§ Exercise
The entries that follow need to be retyped verbatim.

§ Record extracts

════

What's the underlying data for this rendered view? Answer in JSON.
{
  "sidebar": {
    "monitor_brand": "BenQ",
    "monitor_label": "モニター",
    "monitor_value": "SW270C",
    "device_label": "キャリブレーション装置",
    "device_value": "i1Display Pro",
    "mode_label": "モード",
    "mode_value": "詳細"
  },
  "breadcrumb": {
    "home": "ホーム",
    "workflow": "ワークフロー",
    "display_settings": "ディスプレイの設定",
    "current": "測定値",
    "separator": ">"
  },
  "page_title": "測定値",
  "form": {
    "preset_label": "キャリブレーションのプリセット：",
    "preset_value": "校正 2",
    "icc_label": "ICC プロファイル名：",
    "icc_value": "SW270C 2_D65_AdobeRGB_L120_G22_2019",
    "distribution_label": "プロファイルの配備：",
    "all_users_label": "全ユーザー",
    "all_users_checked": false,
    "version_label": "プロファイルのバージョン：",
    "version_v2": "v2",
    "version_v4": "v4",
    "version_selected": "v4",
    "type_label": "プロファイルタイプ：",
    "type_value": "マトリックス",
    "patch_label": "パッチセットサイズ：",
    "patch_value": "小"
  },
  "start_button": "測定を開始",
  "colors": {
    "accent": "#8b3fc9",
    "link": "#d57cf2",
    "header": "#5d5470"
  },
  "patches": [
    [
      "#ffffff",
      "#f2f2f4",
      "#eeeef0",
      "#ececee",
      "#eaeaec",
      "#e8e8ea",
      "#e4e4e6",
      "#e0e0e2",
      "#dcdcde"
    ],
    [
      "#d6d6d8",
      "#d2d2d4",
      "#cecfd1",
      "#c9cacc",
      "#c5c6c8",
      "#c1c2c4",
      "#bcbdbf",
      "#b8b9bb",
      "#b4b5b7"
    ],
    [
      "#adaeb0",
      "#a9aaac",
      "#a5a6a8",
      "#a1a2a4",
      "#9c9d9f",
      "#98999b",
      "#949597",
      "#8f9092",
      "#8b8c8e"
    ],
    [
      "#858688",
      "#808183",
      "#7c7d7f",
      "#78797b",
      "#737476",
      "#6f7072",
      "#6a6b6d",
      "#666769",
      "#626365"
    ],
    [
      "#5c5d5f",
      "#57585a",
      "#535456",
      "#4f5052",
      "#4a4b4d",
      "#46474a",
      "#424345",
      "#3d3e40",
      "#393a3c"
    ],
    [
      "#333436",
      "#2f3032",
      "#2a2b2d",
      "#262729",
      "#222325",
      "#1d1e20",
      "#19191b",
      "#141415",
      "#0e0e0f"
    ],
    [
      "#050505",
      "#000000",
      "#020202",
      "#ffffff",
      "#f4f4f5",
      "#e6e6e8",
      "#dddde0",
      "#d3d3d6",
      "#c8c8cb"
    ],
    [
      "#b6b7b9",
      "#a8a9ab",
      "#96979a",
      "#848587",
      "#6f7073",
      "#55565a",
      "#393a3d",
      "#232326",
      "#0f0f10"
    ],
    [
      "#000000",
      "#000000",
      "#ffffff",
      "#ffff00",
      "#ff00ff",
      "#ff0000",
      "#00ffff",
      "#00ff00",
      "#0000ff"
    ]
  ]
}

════

§ Task output
What's the underlying data for this rendered view? Answer in JSON.
{
  "sidebar": {
    "monitor_brand": "BenQ",
    "monitor_label": "モニター",
    "monitor_value": "SW270C",
    "device_label": "キャリブレーション装置",
    "device_value": "i1Display Pro",
    "mode_label": "モード",
    "mode_value": "詳細"
  },
  "breadcrumb": {
    "home": "ホーム",
    "workflow": "ワークフロー",
    "display_settings": "ディスプレイの設定",
    "current": "測定値",
    "separator": ">"
  },
  "page_title": "測定値",
  "form": {
    "preset_label": "キャリブレーションのプリセット：",
    "preset_value": "校正 2",
    "icc_label": "ICC プロファイル名：",
    "icc_value": "SW270C 2_D65_AdobeRGB_L120_G22_2019",
    "distribution_label": "プロファイルの配備：",
    "all_users_label": "全ユーザー",
    "all_users_checked": false,
    "version_label": "プロファイルのバージョン：",
    "version_v2": "v2",
    "version_v4": "v4",
    "version_selected": "v4",
    "type_label": "プロファイルタイプ：",
    "type_value": "マトリックス",
    "patch_label": "パッチセットサイズ：",
    "patch_value": "小"
  },
  "start_button": "測定を開始",
  "colors": {
    "accent": "#8b3fc9",
    "link": "#d57cf2",
    "header": "#5d5470"
  },
  "patches": [
    [
      "#ffffff",
      "#f2f2f4",
      "#eeeef0",
      "#ececee",
      "#eaeaec",
      "#e8e8ea",
      "#e4e4e6",
      "#e0e0e2",
      "#dcdcde"
    ],
    [
      "#d6d6d8",
      "#d2d2d4",
      "#cecfd1",
      "#c9cacc",
      "#c5c6c8",
      "#c1c2c4",
      "#bcbdbf",
      "#b8b9bb",
      "#b4b5b7"
    ],
    [
      "#adaeb0",
      "#a9aaac",
      "#a5a6a8",
      "#a1a2a4",
      "#9c9d9f",
      "#98999b",
      "#949597",
      "#8f9092",
      "#8b8c8e"
    ],
    [
      "#858688",
      "#808183",
      "#7c7d7f",
      "#78797b",
      "#737476",
      "#6f7072",
      "#6a6b6d",
      "#666769",
      "#626365"
    ],
    [
      "#5c5d5f",
      "#57585a",
      "#535456",
      "#4f5052",
      "#4a4b4d",
      "#46474a",
      "#424345",
      "#3d3e40",
      "#393a3c"
    ],
    [
      "#333436",
      "#2f3032",
      "#2a2b2d",
      "#262729",
      "#222325",
      "#1d1e20",
      "#19191b",
      "#141415",
      "#0e0e0f"
    ],
    [
      "#050505",
      "#000000",
      "#020202",
      "#ffffff",
      "#f4f4f5",
      "#e6e6e8",
      "#dddde0",
      "#d3d3d6",
      "#c8c8cb"
    ],
    [
      "#b6b7b9",
      "#a8a9ab",
      "#96979a",
      "#848587",
      "#6f7073",
      "#55565a",
      "#393a3d",
      "#232326",
      "#0f0f10"
    ],
    [
      "#000000",
      "#000000",
      "#ffffff",
      "#ffff00",
      "#ff00ff",
      "#ff0000",
      "#00ffff",
      "#00ff00",
      "#0000ff"
    ]
  ]
}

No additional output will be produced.